Detection of the toughest: Pedestrian injury risk as a smooth function of age
Objective: Though it is common to refer to age-specific groups (e.g., children, adults, elderly), smooth trends conditional on age are mainly ignored in the literature. The present study examines the pedestrian injury risk in full-frontal pedestrian-to–passenger car accidents and incorporates age—in addition to collision speed and injury severity—as a plug-in parameter.
Methods: Recent work introduced a model for pedestrian injury risk functions using explicit formulae with easily interpretable model parameters. This model is expanded by pedestrian age as another model parameter. Using the German In-Depth Accident Study (GIDAS) to obtain age-specific risk proportions, the model parameters are fitted to the raw data and then smoothed by broken-line regression.
Results: The approach supplies explicit probabilities for pedestrian injury risk conditional on pedestrian age, collision speed, and injury severity under investigation. All results yield consistency to each other in the sense that risks for more severe injuries are less probable than those for less severe injuries. As a side product, the approach indicates specific ages at which the risk behavior fundamentally changes. These threshold values can be interpreted as the most robust ages for pedestrians.

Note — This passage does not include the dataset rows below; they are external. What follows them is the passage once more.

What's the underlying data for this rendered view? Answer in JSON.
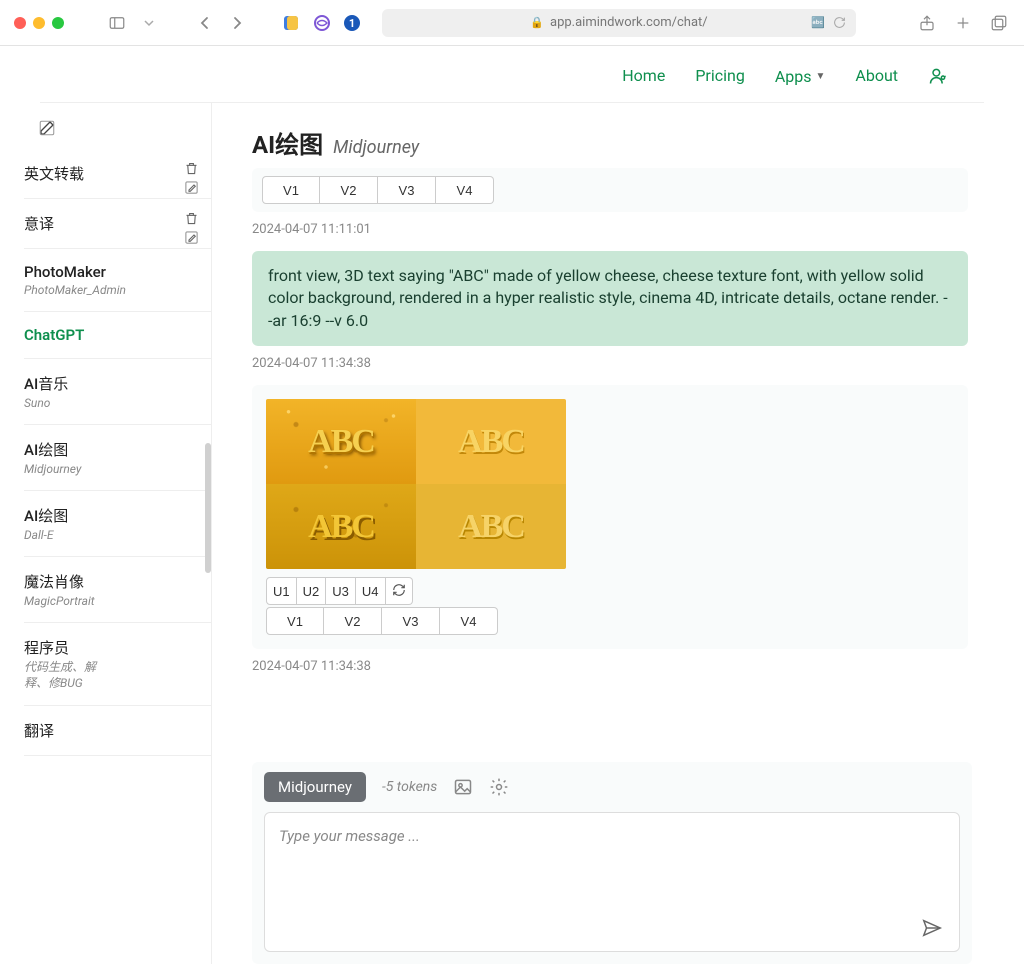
{
  "browser": {
    "url": "app.aimindwork.com/chat/"
  },
  "nav": {
    "home": "Home",
    "pricing": "Pricing",
    "apps": "Apps",
    "about": "About"
  },
  "sidebar": {
    "items": [
      {
        "title": "英文转载",
        "sub": "",
        "actions": true
      },
      {
        "title": "意译",
        "sub": "",
        "actions": true
      },
      {
        "title": "PhotoMaker",
        "sub": "PhotoMaker_Admin"
      },
      {
        "title": "ChatGPT",
        "sub": "",
        "active": true
      },
      {
        "title": "AI音乐",
        "sub": "Suno"
      },
      {
        "title": "AI绘图",
        "sub": "Midjourney"
      },
      {
        "title": "AI绘图",
        "sub": "Dall-E"
      },
      {
        "title": "魔法肖像",
        "sub": "MagicPortrait"
      },
      {
        "title": "程序员",
        "sub": "代码生成、解释、修BUG"
      },
      {
        "title": "翻译",
        "sub": ""
      }
    ]
  },
  "main": {
    "title": "AI绘图",
    "tag": "Midjourney",
    "top_row": {
      "v1": "V1",
      "v2": "V2",
      "v3": "V3",
      "v4": "V4"
    },
    "ts1": "2024-04-07 11:11:01",
    "user_prompt": "front view, 3D text saying \"ABC\" made of yellow cheese, cheese texture font, with yellow solid color background, rendered in a hyper realistic style, cinema 4D, intricate details, octane render. --ar 16:9 --v 6.0",
    "ts2": "2024-04-07 11:34:38",
    "abc": "ABC",
    "urow": {
      "u1": "U1",
      "u2": "U2",
      "u3": "U3",
      "u4": "U4"
    },
    "vrow": {
      "v1": "V1",
      "v2": "V2",
      "v3": "V3",
      "v4": "V4"
    },
    "ts3": "2024-04-07 11:34:38",
    "composer_pill": "Midjourney",
    "tokens": "-5 tokens",
    "placeholder": "Type your message ..."
  }
}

Conclusions: The obtained age-wise risk functions can be aggregated and adapted to any population. The presented approach is formulated in such general terms that in can be directly used for other data sets or additional parameters; for example, the pedestrian's sex. Thus far, no other study using age as a plug-in parameter can be found.